*This blog post was originally published at Gary Schwitzer's HealthNewsReview Blog*

Prevention Magazine’s Inaccurate “Coffee Cures” Story

The September issue of Prevention magazine inaccurately headlines the story ”4 Ways Coffee Cures.” There’s no solid proof that coffee cures anything — unless some of you cure bacon with java, which I don’t want to know about.

What the story (below) did was to try to present a cute little graphic summary of observational studies that show a statistical association between increasing coffee consumption and fewer early deaths, fewer deaths from heart attack, fewer cases of dementia, and fewer cases of type 2 diabetes.

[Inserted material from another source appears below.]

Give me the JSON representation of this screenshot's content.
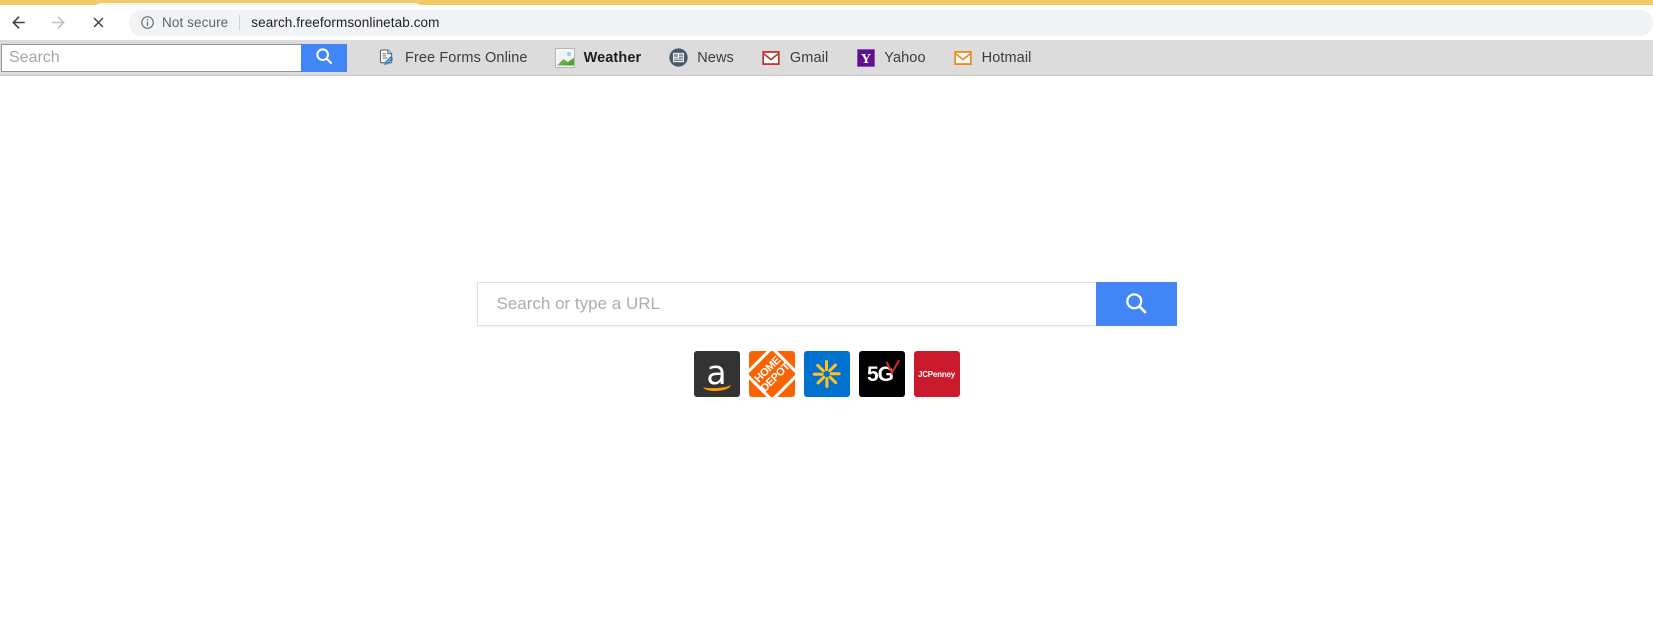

But such observational studies (they actually never cite the source — I’m just giving them the benefit of the doubt that they’re citing observational studies) CAN’T establish cause and effect, therefore it’s inaccurate for the story to use terms like “cure,” “protective,” and “lowers (or reduces or slashes) your risk.” Besides being inaccurate, such stories fail to educate readers. They mislead.

We ask the editors of Prevention to read and understand our guide “Does the Language Fit the Evidence? Association versus Causation.

Prevention coffee cures.jpg

*This blog post was originally published at Gary Schwitzer's HealthNewsReview Blog*

Warning Labels For Health Journalism

I’ve seen the very clever journalism warning labels pictured and offered on Many good friends and contacts wrote me about this, some urging to produce its own — and we may. Of the many great labels offered, this one is perhaps my favorite:


*This blog post was originally published at Gary Schwitzer's HealthNewsReview Blog*

Health News Consumers Tired Of Misinterpreted Studies

People aren’t dumb. Even if — or maybe especially if — news stories don’t point out the limitations of observational studies and the fact that they can’t establish cause-and-effect, many readers seem to get it.

Here are some of the online user comments in response to a story that is headlined, “Coffee may cut risk for some cancers“:

* “I love how an article starts with something positive and then slowly becomes a little gloomy. So is it good or not? I’m still where I was with coffee, it’s all in moderation, it ain’t gonna solve your health woes.”

* “The statistics book in a class I’m taking uses coffee as an example of statistics run amuck. It seems coffee has caused all the cancers and cures them at the same time.” Read more »

*This blog post was originally published at Gary Schwitzer's HealthNewsReview Blog*

Latest Interviews

IDEA Labs: Medical Students Take The Lead In Healthcare Innovation

It’s no secret that doctors are disappointed with the way that the U.S. healthcare system is evolving. Most feel helpless about improving their work conditions or solving technical problems in patient care. Fortunately one young medical student was undeterred by the mountain of disappointment carried by his senior clinician mentors…

Read more »

How To Be A Successful Patient: Young Doctors Offer Some Advice

I am proud to be a part of the American Resident Project an initiative that promotes the writing of medical students residents and new physicians as they explore ideas for transforming American health care delivery. I recently had the opportunity to interview three of the writing fellows about how to…

Read more »

See all interviews »

Latest Cartoon

See all cartoons »

Latest Book Reviews

Book Review: Is Empathy Learned By Faking It Till It’s Real?

I m often asked to do book reviews on my blog and I rarely agree to them. This is because it takes me a long time to read a book and then if I don t enjoy it I figure the author would rather me remain silent than publish my…

Read more »

The Spirit Of The Place: Samuel Shem’s New Book May Depress You

When I was in medical school I read Samuel Shem s House Of God as a right of passage. At the time I found it to be a cynical yet eerily accurate portrayal of the underbelly of academic medicine. I gained comfort from its gallows humor and it made me…

Read more »

Eat To Save Your Life: Another Half-True Diet Book

I am hesitant to review diet books because they are so often a tangled mess of fact and fiction. Teasing out their truth from falsehood is about as exhausting as delousing a long-haired elementary school student. However after being approached by the authors’ PR agency with the promise of a…

Read more »

See all book reviews »